Recorded data
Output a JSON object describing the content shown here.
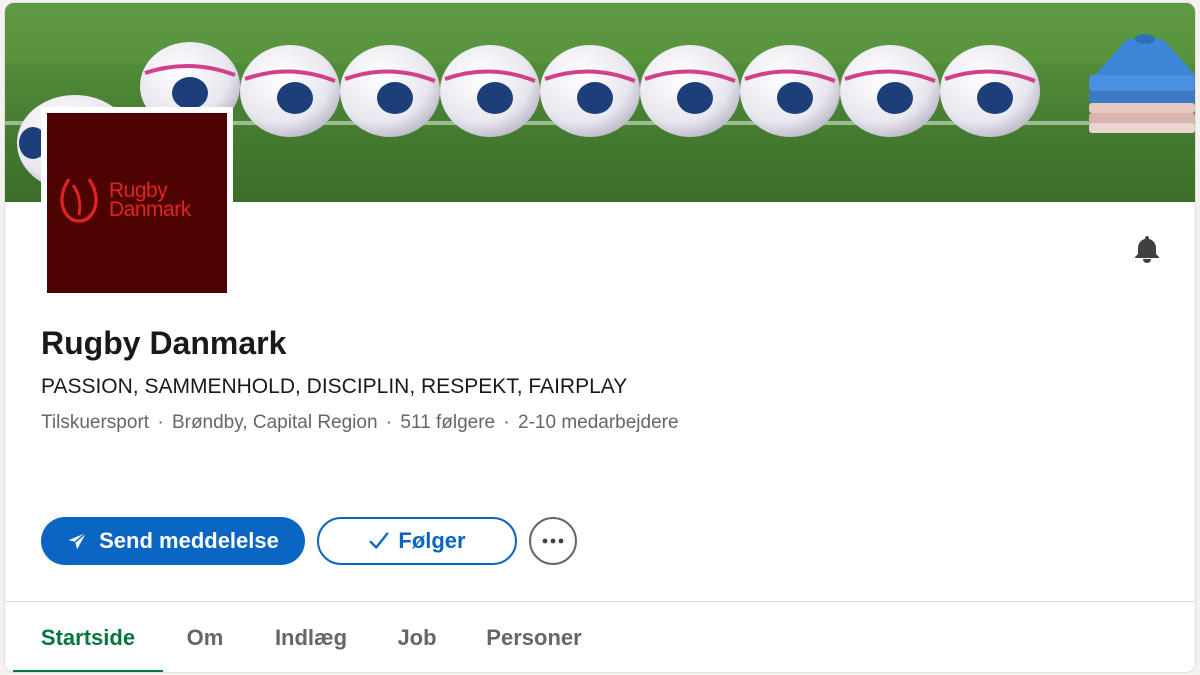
{
  "company": {
    "name": "Rugby Danmark",
    "tagline": "PASSION, SAMMENHOLD, DISCIPLIN, RESPEKT, FAIRPLAY",
    "logo_text_line1": "Rugby",
    "logo_text_line2": "Danmark",
    "industry": "Tilskuersport",
    "location": "Brøndby, Capital Region",
    "followers": "511 følgere",
    "employees": "2-10 medarbejdere",
    "separator": "·"
  },
  "actions": {
    "message_label": "Send meddelelse",
    "follow_label": "Følger"
  },
  "tabs": [
    {
      "label": "Startside",
      "active": true
    },
    {
      "label": "Om",
      "active": false
    },
    {
      "label": "Indlæg",
      "active": false
    },
    {
      "label": "Job",
      "active": false
    },
    {
      "label": "Personer",
      "active": false
    }
  ],
  "colors": {
    "primary": "#0a66c2",
    "active_tab": "#057642",
    "logo_bg": "#4e0303",
    "logo_fg": "#e2241f"
  },
  "icons": {
    "notify": "bell-icon",
    "message": "send-icon",
    "follow": "checkmark-icon",
    "more": "more-icon"
  }
}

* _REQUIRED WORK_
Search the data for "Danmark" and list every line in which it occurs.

* _OUTPUT FOR THIS EXERCISE_
    "name": "Rugby Danmark",
    "logo_text_line2": "Danmark",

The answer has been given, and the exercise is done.